I am a proud Habitat for Humanity homeowner, and before I begin to explain why I don’t believe that volunteers should “help the needy,” I’d like to express my sincere appreciation for all the volunteers, staff members, and partner families who have helped me build my home in my community.
When I left the United States Navy in 2006 and came home to my home town, my whole community was foreign to me. I struggled to match my skills with the needs of local employers, and I lived with my mother and daughter in a small rural community. When I got a job at a nonprofit agency helping community members solve their economic challenges, I made a very modest income that wasn’t quite enough to support a modest apartment and my child. A co-worker of mine suggested I apply for a Habitat for Humanity home.
I was looking for possible housing options, but I wasn’t necessarily needy.
I was perplexed by the civilian economy — an economy that was quickly spiraling into chaos. During the first summer of my newly found employment, gasoline prices had soared to over $4 per gallon, meaning each gallon of gasoline I purchased cost nearly half my hourly pay at the time. Milk prices echoed the price of gasoline. I had to put my daughter into a summer program so I could work, and while I was awarded a “scholarship” for summer-camp tuition which brought the weekly costs down to $45 a week, I had to drive 20 miles from my job to drop her off and 20 miles back to start work in the morning. With high gas prices, I was experiencing sticker-shock at the pump. Living independently at the time seemed nearly impossible, but I was going to figure it out. For me, choosing to apply for a Habitat for Humanity home was not a necessity. It was a welcomed relief–an incredibly helpful solution to a challenge that I was facing.

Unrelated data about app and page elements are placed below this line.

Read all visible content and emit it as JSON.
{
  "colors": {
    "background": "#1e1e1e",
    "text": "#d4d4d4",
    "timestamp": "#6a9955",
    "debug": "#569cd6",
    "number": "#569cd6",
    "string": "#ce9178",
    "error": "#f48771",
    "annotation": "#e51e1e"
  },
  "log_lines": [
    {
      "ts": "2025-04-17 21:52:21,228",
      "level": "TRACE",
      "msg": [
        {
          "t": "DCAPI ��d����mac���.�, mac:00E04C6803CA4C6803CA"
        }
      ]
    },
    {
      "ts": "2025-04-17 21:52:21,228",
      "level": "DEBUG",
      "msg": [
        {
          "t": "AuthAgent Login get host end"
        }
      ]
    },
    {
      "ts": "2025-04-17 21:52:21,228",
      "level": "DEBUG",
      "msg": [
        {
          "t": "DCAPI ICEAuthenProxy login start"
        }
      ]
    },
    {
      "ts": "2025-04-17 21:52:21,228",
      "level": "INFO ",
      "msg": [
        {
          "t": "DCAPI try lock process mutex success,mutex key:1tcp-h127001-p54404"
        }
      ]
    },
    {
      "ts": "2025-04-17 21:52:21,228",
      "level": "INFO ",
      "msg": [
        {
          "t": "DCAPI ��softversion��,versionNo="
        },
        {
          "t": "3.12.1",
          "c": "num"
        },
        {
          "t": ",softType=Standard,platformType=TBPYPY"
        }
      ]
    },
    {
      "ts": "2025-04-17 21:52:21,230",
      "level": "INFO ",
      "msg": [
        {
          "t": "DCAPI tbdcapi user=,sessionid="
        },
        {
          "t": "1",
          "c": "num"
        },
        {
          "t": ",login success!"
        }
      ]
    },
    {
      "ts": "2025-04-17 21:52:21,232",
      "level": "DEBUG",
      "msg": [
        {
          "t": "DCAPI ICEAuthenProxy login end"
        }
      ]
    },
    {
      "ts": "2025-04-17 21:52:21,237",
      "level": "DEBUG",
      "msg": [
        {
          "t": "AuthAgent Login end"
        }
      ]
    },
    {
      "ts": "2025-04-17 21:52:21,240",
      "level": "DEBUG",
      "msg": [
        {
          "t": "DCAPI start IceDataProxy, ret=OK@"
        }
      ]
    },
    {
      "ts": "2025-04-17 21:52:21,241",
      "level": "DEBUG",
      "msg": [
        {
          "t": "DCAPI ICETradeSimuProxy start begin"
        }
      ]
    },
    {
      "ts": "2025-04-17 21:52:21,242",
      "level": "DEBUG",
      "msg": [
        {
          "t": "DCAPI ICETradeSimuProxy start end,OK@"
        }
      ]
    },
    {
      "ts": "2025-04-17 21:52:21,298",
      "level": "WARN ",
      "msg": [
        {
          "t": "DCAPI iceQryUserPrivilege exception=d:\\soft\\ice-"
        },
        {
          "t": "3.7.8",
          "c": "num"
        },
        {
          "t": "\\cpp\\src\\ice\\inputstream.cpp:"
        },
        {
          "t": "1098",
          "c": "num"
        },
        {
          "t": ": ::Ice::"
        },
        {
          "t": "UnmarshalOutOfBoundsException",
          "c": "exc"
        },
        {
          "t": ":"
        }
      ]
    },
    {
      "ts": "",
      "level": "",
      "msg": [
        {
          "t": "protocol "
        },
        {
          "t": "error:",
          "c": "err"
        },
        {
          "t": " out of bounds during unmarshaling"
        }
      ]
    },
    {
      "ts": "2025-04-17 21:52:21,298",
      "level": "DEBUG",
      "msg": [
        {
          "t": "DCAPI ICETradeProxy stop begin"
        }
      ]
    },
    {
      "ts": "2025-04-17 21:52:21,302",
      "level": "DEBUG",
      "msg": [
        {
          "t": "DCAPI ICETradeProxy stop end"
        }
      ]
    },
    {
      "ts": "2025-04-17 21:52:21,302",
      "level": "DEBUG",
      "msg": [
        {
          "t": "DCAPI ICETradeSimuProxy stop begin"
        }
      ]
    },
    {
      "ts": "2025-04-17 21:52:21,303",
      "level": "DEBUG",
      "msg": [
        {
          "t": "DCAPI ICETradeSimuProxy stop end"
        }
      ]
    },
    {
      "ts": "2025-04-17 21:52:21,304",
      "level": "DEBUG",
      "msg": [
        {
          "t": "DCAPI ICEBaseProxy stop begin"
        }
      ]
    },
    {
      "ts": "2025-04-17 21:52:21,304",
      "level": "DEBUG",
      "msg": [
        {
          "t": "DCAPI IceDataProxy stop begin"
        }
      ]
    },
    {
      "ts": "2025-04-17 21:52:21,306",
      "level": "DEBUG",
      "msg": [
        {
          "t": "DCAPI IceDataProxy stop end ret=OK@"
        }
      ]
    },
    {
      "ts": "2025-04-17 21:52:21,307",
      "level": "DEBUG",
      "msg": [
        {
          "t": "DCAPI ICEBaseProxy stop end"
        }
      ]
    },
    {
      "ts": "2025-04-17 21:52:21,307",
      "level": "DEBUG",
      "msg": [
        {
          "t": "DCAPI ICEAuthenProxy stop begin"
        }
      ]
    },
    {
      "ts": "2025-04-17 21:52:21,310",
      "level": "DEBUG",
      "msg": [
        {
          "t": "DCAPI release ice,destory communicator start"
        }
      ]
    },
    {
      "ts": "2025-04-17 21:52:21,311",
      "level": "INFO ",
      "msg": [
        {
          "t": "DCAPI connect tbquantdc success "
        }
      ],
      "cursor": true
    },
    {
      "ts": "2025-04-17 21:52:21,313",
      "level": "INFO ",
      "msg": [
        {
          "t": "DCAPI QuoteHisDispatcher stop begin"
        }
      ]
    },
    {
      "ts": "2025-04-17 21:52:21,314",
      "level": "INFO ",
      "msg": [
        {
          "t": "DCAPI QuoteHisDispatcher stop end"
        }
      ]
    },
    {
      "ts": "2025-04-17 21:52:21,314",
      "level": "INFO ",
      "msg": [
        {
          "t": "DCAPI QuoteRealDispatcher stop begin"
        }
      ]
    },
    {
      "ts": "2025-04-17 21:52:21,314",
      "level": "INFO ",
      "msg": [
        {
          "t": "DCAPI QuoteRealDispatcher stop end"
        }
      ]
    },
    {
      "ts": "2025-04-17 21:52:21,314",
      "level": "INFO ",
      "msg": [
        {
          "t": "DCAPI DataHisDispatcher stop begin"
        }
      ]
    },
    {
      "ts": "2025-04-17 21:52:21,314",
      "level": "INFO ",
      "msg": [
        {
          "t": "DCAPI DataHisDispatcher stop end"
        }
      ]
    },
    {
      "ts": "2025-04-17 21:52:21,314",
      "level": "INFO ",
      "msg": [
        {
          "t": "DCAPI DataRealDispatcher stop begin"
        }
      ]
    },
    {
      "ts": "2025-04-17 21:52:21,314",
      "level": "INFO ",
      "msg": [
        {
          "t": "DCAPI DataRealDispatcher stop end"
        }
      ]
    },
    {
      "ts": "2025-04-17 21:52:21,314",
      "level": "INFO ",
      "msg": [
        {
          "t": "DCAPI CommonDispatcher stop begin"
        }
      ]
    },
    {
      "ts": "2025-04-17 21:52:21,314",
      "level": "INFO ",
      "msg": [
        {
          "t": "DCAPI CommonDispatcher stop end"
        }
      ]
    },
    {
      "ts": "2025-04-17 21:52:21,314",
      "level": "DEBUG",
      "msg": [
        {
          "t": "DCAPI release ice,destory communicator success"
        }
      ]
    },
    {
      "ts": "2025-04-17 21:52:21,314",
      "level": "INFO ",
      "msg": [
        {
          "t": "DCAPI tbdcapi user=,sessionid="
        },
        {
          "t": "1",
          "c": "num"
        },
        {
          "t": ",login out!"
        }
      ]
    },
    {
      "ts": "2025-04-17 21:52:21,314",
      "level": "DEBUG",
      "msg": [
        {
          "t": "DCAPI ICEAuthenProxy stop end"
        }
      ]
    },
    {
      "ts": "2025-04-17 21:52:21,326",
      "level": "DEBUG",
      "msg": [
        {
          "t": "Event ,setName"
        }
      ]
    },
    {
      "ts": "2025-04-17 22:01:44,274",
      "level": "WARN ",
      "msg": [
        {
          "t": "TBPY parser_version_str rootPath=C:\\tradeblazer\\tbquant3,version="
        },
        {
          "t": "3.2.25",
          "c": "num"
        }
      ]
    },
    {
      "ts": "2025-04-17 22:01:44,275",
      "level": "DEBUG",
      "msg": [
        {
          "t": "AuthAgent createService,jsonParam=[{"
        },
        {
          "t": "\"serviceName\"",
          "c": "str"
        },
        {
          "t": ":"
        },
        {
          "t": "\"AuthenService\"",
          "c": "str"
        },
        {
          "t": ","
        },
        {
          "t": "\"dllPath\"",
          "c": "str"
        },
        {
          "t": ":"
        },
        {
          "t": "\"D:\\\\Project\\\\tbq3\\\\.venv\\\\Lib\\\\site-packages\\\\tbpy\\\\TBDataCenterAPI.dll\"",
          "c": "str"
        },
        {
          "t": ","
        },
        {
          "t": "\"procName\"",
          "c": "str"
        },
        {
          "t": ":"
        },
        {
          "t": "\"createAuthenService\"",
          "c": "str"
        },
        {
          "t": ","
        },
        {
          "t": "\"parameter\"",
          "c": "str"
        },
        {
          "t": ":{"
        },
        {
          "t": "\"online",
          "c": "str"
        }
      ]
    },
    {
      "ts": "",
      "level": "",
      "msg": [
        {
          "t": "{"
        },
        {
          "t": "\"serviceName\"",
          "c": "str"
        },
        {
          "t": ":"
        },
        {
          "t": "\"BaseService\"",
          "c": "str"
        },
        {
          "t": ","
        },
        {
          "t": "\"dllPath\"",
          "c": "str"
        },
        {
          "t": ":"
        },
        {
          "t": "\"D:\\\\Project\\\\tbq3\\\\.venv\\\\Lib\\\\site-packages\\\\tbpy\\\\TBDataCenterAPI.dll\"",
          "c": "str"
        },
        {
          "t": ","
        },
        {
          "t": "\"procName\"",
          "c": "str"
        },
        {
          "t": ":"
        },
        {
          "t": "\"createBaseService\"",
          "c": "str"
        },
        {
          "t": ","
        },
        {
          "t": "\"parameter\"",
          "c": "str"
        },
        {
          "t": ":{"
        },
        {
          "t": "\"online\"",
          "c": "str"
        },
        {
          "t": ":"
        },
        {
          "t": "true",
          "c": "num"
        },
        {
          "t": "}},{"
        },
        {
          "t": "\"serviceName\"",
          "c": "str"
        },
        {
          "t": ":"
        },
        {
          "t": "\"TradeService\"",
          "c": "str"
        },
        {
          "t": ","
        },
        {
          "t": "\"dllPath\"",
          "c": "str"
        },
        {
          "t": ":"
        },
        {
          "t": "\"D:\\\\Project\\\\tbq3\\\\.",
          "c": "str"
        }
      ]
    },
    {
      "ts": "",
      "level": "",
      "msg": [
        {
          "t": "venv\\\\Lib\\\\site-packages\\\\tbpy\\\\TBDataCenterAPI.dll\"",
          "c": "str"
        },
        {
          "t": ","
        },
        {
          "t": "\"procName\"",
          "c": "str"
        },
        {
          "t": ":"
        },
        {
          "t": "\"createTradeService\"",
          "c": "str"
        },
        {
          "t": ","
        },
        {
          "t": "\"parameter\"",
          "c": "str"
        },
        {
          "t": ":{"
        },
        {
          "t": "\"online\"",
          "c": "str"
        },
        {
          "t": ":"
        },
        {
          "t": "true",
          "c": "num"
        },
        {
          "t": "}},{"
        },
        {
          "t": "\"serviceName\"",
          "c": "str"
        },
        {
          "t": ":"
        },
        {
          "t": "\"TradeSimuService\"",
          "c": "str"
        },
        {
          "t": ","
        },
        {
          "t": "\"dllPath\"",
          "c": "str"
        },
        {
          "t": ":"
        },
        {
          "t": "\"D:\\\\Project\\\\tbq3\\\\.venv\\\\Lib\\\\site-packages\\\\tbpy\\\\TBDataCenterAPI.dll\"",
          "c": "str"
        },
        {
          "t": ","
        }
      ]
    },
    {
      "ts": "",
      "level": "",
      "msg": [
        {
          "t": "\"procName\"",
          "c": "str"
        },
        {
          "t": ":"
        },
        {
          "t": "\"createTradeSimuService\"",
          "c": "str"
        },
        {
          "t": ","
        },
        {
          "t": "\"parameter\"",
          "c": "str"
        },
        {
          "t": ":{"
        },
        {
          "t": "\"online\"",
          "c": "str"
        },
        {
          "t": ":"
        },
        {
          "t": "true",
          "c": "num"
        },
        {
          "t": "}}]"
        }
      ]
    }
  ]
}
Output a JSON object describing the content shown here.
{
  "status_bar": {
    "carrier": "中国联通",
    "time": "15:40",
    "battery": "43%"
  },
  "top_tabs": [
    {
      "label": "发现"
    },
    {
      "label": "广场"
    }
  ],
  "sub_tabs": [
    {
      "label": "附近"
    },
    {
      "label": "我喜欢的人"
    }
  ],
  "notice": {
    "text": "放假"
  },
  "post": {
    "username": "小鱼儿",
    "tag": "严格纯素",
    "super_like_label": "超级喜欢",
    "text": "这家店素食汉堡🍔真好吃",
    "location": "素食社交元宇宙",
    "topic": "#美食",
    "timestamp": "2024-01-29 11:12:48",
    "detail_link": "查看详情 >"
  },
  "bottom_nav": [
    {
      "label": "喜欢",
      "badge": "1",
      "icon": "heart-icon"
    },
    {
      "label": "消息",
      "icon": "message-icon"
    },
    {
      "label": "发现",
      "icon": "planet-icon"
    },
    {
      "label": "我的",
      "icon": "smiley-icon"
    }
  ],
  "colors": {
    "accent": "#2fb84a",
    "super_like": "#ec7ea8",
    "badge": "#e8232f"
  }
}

Through Habitat for Humanity, I met other hard-working individuals.
I would never describe the other partner families in the Habitat for Humanity program as “needy.” There were paralegals, preschool teachers, nurse’s aides, substitute teachers, food servers, older people, and people with disabilities in the program. The people I met were working on a goal that made sense for their family, and the volunteers and staff who worked with Habitat for Humanity were working with us-not for us, in helping to establish our stronghold in the community.
The word “needy” implies “other.”
I cannot help but cringe when I hear someone say that he or she has been “helping the needy” or “volunteering to help the poor.” Helping others you do not know is beyond admirable, but the phrasing of “the needy” or “the poor” falls on me as if one is helping some other kind of people-people who have some inherent flaw that prevents them from doing things on their own. Most of us can do it on our own. It’s just harder sometimes. Sometimes it takes longer to reach a goal. Volunteering to help someone shouldn’t raise a line of perception that separates the “us” from the “them.”
I never thought of myself as “a needy.” I thought of myself as heeding good advice. I thought of myself as someone who had found a network of people who could work with me to lessen the burden of some of my life-challenges, and I appreciated their contribution to my success in life.
Any human could encounter unexpected life-changes that open up challenges for which community support would greatly benefit them.
When I worked for that nonprofit agency, we were all still experiencing a major burn from the housing market crash. Much of the economy of my county depended on the housing market, so when the housing market crashed, it affected the county budget, the employer profile, and many other aspects of our local economy. The clients I saw trickling into the office defied a stereotypical notion of “needy.” I met people with master’s degrees and PhD’s. I met mortgage brokers, general contractors, real estate agents and even displaced public school teachers who were scrambling to find new employment. They had been living off of their savings for months before dipping their toes into the public assistance realm. They had been politically correct in their handling of finances, yet they were floating in a new kind of economy that changed everything they had known about their personal financial health. What I saw was an inherent link between all of us: the human social bond that makes every single one of us dependent on each other in some way or another.
Volunteering is working with others who live in the same world as you do.
When you work at a food bank or build a home for Habitat for Humanity, you’re working with people. Volunteering is a communal act, not just with the other volunteers, but it is a communal act with the people for whom your act directly benefits. You aren’t helping “the needy,” by volunteering, you’re helping your own society. Some of the people you work with as a volunteer may have personal challenges with which you will never fully understand, but that doesn’t mean there is no connection between your soul and theirs, or that they are in a different class of human beings than the helpers. When we work with members of our community to elevate them in society, we all benefit. That’s why it’s important to feel a human connection to the group of people for whom your volunteer work may directly benefit. You are one of them.